Ticks are far less difficult to catch than fleas. Ticks travel slower and are bigger, and their mouths are frequently stuck in the skin. Ticks on dogs can be removed in the following ways:
Step 1 – Spread the fur over the tick’s back to give yourself plenty of room to work.
Step 2 – Pull the tick out carefully by grabbing it at a position as near to the skin as feasible. This prevents you from tearing the tick and leaving any portions adhered to the skin.
Step 3 – Congratulations! You caught the tick. If the tick is released back into the environment, it will just crawl back. You may want to destroy it by submerging it in a mild disinfectant solution (alcohol and vinegar).
Step 4 – Clean your dog’s bite location with a pet-safe antiseptic solution and thoroughly wash your hands.
How to remove fleas from dogs?
Fleas are extremely quick and difficult to capture by hand. As they go through your pet’s fur, you’ll have to do this. (Fleas may leap very high and very far, so be prepared)
Fleas are usually simpler to get if pet parents use an anti-tick and flea massage oil and then give their dog a warm water bath using an anti-tick and flea shampoo.
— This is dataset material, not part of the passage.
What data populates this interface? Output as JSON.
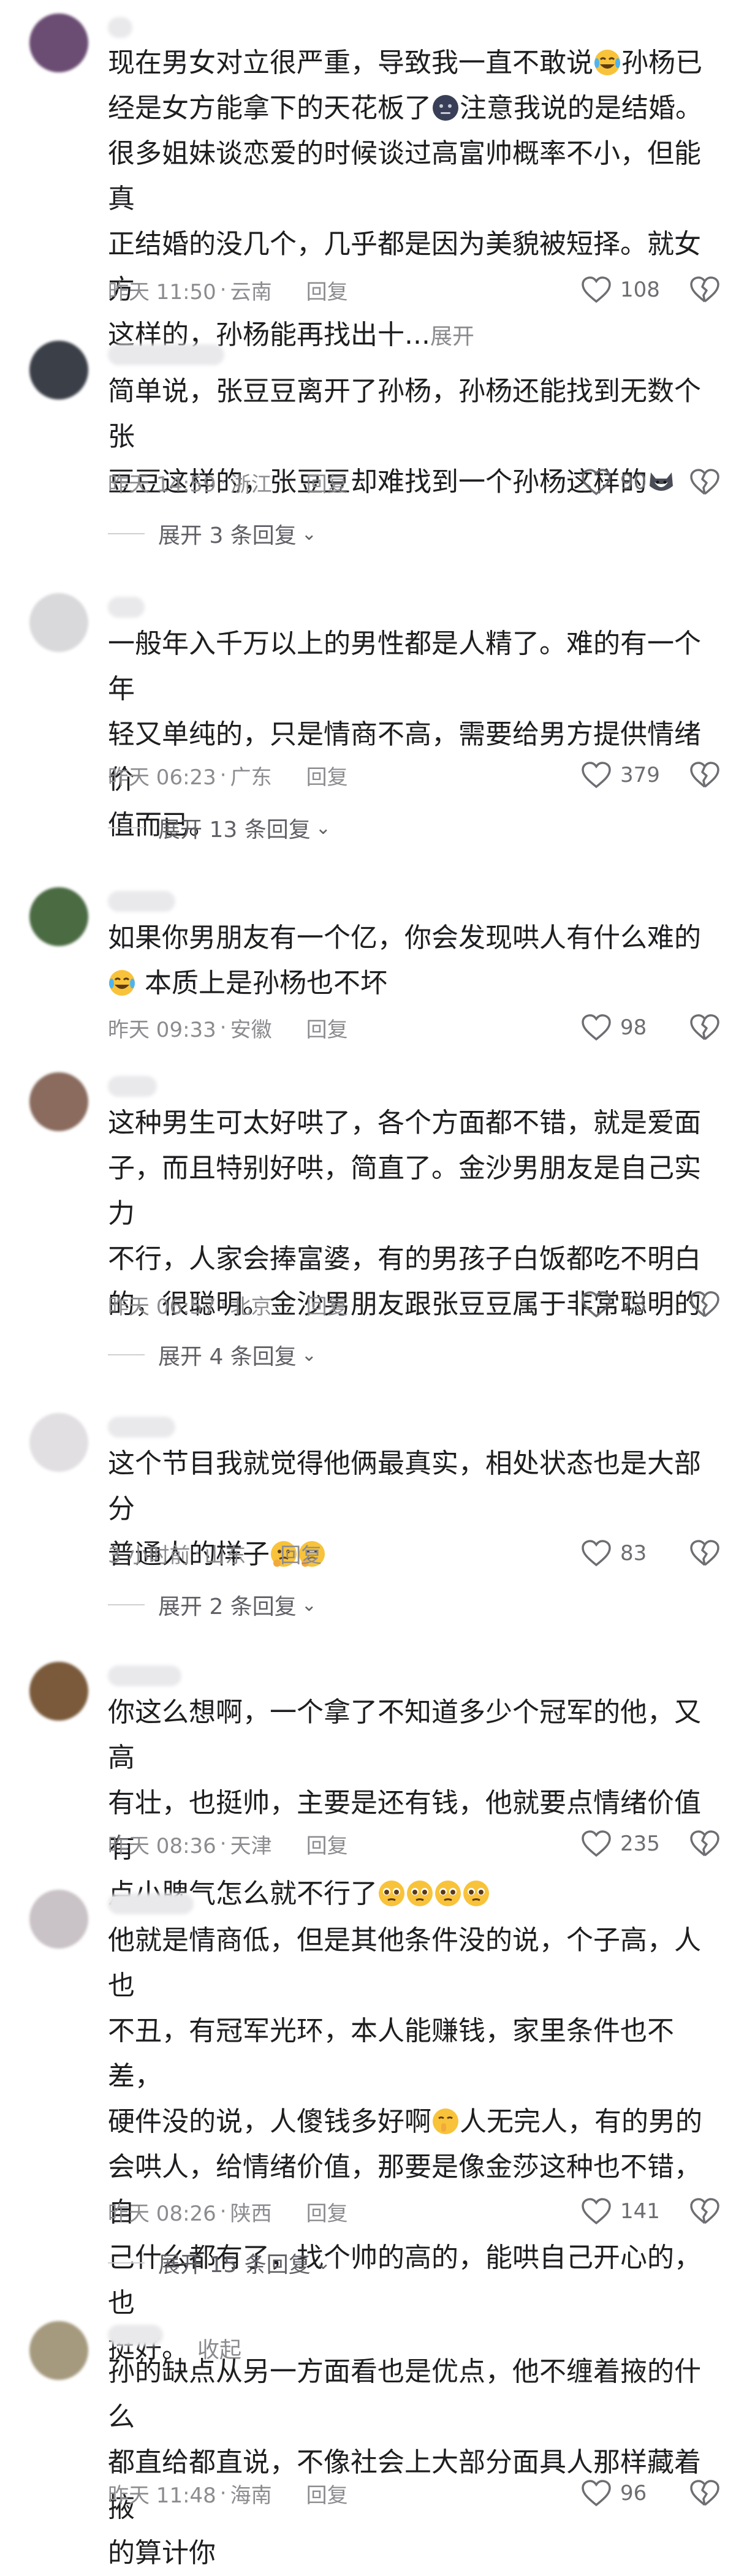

It’s possible that you’ll have to do this every 10 days until the infestation is gone.
How can I prevent fleas and ticks?
- Treatments that are applied directly to the skin
Using an over-the-counter spot-on flea and tick medicine from your veterinarian, pet store, or internet may be a highly effective way to keep ticks and fleas at bay. For up to a month, these drugs are successful at keeping parasites at bay. While these drugs are beneficial, you must be cautious about the one you use. Make sure you read all labels thoroughly, and if you have any questions, get guidance from your veterinarian before using.
- Medications Taken Orally
For dogs, once-a-month pills are widely accessible. These treatments can kill ticks and juvenile fleas, as well as interrupt the flea life cycle. They’re simple to administer, and unlike spot-on treatments, you won’t have to worry about young children or cats making contact with dogs right after application.
Ticks are often killed on contact when your dog is bathed with a shampoo containing medicinal chemicals. During tick season, this might be a cost-effective (albeit time-consuming) way of tick protection for your dog. Because the beneficial chemicals won’t remain as long as a spot-on or oral treatment, you’ll need to repeat the process every two weeks.
- Dips in Ticks
A dip is a potent chemical that must be diluted with water before being sponged or poured over the back of the animal.
This treatment isn’t supposed to be washed off after use. Because the chemicals used in dips can be rather potent, check the labels carefully before using them. Dips should not be used on puppies or kittens under the age of four months, or on pregnant or nursing animals. Before treating pups, pregnant or nursing dogs, seek guidance from your veterinarian.
- Tick Collars are a type of tick collar.
Tick-repellent collars are another option, albeit they are mostly used to protect the neck and head against ticks. To transmit the chemicals onto your dog’s fur and skin, the tick collar must make contact with his skin. To keep your dog from chewing on the collar, cut off any excess length. In case of an allergic response to the collar, look for indicators of pain (e.g., excessive scratching).
Being sure your dog is tick or flea free is very important because ticks and fleas can lead to many life threatening diseases and are toxic for your pets health. We all want our dogs to be well taken care of! At the end of the day we love them more than we can imagine!